For most people, a Reference board-certified Opens New Window family medicine doctor or an internist is a good choice for primary care. For children and teens, a board-certified Reference pediatrician Opens New Window or family medicine doctor is a good choice. Family doctors, internists, and pediatricians have knowledge about many common medical problems.
Some women prefer to use a Reference gynecologist Opens New Window as their primary care doctor. Gynecologists are doctors who specialize in the female reproductive system.
Some people choose a "mid-level" provider, such as a Reference physician assistant Opens New Window or a Reference nurse practitioner Opens New Window. These providers can diagnose and treat many basic health problems, and they often partner with a doctor as part of a health care team.
Reference Medical specialists are doctors who have completed advanced education and clinical training in a specific area of medicine (their specialty area). A doctor becomes board-certified by completing training in a specialty area and passing an exam. To keep this certification, doctors must take continuing medical education courses and pass periodic exams.
How can you find a health care provider?
You can ask friends or family to recommend a doctor.
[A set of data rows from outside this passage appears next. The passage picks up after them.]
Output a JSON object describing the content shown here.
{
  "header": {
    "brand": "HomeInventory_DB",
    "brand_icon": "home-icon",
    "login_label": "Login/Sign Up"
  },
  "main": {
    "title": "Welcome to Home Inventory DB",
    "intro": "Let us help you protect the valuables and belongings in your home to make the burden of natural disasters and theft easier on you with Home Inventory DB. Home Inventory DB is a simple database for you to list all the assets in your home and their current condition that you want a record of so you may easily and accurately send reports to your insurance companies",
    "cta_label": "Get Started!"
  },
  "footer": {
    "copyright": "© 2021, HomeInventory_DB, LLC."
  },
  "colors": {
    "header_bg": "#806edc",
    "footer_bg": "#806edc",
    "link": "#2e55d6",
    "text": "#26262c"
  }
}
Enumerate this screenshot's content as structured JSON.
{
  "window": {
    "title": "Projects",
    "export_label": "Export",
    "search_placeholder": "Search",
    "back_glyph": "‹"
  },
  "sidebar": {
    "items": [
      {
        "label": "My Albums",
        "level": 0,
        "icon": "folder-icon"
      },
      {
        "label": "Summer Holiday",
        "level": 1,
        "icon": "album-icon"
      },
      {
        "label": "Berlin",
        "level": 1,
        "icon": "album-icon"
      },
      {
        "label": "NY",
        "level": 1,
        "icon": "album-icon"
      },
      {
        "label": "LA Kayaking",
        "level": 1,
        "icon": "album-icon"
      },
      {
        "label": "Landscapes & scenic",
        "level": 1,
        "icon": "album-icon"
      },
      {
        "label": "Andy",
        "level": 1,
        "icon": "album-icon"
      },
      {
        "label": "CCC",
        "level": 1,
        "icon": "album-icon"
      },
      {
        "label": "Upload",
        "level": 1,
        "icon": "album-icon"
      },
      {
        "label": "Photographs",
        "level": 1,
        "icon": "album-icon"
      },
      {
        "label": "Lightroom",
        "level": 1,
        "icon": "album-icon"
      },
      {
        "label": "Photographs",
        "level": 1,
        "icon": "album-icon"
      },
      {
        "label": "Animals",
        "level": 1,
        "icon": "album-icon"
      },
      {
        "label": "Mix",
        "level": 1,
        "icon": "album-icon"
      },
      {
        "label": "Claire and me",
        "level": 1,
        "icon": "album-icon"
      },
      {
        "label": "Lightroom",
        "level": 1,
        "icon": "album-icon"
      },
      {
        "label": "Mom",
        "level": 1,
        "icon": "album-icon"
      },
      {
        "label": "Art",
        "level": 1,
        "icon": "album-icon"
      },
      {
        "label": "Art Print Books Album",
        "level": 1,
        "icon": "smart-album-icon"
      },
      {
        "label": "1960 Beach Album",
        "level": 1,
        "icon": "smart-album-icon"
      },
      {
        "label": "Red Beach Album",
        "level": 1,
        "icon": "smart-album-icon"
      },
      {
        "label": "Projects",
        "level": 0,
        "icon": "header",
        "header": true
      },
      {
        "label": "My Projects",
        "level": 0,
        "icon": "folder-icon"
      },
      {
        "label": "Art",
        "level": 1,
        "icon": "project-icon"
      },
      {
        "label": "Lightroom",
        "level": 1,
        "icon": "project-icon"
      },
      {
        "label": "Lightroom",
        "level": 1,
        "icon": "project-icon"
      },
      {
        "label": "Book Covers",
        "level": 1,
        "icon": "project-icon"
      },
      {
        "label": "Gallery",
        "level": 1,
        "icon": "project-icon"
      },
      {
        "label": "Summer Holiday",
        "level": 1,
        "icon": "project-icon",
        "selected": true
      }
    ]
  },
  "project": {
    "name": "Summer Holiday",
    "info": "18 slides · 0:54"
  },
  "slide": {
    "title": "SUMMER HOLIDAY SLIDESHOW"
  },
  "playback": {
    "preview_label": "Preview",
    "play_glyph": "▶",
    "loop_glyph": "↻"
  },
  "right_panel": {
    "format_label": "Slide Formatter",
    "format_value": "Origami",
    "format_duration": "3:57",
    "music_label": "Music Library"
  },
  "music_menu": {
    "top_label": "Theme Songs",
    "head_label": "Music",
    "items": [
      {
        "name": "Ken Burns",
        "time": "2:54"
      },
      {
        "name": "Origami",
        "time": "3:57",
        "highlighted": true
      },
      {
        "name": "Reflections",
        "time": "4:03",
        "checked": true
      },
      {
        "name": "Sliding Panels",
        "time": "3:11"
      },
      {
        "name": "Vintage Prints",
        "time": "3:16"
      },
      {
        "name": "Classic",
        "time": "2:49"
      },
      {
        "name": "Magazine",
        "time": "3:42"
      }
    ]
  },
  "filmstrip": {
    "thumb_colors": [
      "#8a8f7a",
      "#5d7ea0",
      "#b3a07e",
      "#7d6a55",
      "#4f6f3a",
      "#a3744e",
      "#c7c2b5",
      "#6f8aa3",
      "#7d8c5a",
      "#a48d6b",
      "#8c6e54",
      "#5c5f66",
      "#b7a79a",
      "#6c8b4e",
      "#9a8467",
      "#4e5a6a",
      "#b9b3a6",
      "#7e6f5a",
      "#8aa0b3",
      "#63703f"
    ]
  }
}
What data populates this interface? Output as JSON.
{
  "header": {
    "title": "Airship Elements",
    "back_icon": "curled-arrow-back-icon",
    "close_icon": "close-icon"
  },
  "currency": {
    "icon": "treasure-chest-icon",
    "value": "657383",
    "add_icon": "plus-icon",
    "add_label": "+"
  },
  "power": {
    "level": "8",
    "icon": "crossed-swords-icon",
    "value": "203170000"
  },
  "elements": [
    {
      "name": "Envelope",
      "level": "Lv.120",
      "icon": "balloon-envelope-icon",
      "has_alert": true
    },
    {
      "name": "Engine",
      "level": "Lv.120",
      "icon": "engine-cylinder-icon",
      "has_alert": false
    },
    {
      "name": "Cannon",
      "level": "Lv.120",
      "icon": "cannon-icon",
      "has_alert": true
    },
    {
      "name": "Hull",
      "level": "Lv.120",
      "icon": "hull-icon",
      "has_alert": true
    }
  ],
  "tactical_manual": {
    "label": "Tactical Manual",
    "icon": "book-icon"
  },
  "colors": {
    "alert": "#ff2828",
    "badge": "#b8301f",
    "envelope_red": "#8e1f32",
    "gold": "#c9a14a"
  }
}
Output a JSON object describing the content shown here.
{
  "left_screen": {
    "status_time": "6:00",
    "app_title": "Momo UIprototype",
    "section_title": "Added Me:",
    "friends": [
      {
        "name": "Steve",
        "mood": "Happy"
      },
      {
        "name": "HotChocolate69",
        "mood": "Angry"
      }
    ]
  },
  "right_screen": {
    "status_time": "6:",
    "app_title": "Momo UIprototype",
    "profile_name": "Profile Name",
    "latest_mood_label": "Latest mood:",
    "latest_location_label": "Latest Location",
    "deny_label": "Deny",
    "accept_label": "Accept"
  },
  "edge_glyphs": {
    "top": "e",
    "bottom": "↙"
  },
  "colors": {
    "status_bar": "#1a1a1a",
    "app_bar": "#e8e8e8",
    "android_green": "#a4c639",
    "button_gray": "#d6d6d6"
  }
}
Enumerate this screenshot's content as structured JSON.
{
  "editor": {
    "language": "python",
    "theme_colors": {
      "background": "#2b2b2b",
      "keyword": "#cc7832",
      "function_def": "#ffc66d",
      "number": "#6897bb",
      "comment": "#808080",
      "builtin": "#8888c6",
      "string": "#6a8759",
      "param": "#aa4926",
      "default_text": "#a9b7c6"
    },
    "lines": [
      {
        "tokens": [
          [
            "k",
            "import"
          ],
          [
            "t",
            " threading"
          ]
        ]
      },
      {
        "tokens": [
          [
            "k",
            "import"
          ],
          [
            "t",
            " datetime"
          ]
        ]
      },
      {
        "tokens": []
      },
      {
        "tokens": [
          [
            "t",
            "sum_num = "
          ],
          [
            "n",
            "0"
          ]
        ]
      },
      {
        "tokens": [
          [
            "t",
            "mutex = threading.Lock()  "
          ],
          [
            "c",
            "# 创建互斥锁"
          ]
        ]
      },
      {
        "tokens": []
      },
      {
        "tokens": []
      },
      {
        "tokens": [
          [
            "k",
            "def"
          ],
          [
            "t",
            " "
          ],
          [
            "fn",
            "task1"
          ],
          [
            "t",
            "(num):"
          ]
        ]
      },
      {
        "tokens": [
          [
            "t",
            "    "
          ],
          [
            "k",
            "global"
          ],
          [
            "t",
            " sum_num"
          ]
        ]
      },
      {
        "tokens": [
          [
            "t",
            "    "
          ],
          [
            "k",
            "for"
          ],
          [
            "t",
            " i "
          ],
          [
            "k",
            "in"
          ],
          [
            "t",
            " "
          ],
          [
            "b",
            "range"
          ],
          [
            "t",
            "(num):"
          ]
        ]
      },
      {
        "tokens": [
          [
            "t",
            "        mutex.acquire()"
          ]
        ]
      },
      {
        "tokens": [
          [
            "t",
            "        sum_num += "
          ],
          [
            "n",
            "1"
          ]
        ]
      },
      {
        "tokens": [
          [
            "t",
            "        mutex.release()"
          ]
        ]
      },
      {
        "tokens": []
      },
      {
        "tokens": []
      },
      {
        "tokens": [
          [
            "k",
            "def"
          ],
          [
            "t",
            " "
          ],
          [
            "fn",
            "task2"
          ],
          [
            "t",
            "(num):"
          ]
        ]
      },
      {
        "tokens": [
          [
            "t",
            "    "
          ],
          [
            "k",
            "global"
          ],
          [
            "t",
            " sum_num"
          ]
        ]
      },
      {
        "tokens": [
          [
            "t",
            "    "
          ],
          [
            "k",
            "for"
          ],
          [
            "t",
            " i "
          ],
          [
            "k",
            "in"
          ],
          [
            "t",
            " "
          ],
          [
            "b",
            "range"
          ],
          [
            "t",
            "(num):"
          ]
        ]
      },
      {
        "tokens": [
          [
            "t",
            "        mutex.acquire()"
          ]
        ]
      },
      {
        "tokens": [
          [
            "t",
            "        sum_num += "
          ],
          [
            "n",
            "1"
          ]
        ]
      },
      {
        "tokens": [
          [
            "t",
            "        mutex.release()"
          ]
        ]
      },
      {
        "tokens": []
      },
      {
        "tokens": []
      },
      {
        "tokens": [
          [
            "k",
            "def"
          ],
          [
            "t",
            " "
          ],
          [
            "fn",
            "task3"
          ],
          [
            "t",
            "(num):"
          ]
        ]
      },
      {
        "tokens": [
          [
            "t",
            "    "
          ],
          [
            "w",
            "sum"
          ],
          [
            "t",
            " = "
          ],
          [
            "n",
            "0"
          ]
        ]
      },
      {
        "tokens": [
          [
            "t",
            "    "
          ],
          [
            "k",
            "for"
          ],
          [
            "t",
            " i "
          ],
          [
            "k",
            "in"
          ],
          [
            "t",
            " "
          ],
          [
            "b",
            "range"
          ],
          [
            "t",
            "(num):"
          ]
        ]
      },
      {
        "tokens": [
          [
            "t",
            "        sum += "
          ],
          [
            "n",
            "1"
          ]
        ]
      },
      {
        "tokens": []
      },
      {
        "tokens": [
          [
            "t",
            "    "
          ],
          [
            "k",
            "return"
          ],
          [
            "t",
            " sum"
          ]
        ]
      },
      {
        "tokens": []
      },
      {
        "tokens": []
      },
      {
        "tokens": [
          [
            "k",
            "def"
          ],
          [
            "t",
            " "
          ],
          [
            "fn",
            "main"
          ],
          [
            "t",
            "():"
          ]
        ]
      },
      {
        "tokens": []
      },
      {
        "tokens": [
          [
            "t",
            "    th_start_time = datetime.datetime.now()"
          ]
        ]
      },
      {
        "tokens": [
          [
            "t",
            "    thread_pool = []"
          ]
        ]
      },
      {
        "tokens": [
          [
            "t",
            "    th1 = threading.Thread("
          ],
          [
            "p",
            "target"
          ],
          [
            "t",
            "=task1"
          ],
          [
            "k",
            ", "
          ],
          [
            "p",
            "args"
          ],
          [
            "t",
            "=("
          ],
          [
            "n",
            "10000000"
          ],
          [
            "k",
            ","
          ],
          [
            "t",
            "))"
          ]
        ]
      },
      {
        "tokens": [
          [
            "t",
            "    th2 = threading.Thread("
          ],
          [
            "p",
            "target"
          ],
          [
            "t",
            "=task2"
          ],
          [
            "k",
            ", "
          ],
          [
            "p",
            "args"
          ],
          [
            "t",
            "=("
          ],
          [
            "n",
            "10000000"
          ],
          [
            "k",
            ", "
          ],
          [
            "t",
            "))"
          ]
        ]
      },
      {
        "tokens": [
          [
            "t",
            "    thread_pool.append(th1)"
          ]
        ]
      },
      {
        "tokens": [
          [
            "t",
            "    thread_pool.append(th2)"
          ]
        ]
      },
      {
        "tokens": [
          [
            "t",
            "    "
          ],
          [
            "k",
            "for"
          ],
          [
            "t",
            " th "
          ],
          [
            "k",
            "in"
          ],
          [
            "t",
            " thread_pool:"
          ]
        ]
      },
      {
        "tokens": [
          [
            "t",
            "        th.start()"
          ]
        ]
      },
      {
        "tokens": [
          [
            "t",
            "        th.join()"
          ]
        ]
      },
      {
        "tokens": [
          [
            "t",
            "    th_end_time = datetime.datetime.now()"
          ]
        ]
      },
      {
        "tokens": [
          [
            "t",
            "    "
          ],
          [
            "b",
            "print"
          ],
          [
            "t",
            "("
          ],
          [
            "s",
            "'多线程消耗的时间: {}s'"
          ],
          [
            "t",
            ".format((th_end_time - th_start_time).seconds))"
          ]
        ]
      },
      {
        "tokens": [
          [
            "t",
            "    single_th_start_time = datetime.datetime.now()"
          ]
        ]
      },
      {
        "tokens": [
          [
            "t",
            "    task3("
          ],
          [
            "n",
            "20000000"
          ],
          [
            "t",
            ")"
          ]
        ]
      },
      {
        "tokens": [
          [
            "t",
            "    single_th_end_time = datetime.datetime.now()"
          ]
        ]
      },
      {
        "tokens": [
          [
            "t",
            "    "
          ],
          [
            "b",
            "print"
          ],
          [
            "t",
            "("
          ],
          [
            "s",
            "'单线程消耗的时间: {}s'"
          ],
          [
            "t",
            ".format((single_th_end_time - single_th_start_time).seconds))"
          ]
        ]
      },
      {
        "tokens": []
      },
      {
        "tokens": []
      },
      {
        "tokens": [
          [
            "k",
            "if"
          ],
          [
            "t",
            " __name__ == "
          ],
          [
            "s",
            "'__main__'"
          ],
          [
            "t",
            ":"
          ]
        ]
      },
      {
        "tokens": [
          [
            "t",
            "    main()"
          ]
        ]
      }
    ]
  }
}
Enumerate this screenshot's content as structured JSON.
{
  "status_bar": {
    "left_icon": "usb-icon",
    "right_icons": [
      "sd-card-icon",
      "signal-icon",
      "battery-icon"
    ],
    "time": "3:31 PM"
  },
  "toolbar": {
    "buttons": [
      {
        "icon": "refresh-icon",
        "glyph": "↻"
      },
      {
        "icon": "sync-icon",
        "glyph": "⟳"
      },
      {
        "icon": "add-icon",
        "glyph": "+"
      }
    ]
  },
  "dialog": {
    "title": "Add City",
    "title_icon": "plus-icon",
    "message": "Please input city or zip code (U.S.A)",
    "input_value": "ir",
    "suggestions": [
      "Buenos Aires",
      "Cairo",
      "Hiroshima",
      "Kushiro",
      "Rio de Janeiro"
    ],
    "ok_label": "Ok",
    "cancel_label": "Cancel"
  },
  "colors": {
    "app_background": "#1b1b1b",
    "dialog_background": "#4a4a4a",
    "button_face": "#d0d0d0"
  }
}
Or it may be helpful to ask another health care professional, such as a nurse or a doctor you've seen before.
These websites may be helpful for finding a health care provider:
- www.ama-assn.org (American Medical Association)
- www.facs.org (American College of Surgeons)
What questions should you ask?
Think about what you are looking for in a doctor. Find out whether the doctor is well-trained and experienced, available when needed, and willing to work with you as a partner.
Before you choose a doctor, call or visit his or her office. Tell the receptionist that you are looking for a new doctor. Here are some questions you may want to ask:
- Is the doctor accepting new patients?
- Is the doctor board-certified?
- Where did the doctor get his or her education and training?
- Which hospitals does the doctor work with?
- Who fills in for the doctor when he or she isn't available?
- Does the doctor belong to my Reference health insurance plan, and will the office bill my insurance for me?
- What types of patients does the doctor see?
What can you do during your first visit?
During your first visit, tell your doctor that you would like to Reference share in making treatment decisions. Pay attention to how you feel during the visit. Think about these questions:
- Does the doctor listen well and answer your questions?
- Does the doctor use terms you can understand and explain things clearly?
- Does the doctor spend enough time with you?
- Can you build a good working relationship with the doctor?
- Does the doctor encourage you to take an active part in your care?
Talk with your doctor about being a partner in your health decisions. It may take more than one visit for you to find out whether or not you can partner well with your doctor.
|By:||Reference Healthwise Staff||Last Revised: Reference May 20, 2011|
|Medical Review:||Reference Kathleen Romito, MD - Family Medicine
Reference Catherine D. Serio, PhD - Behavioral Health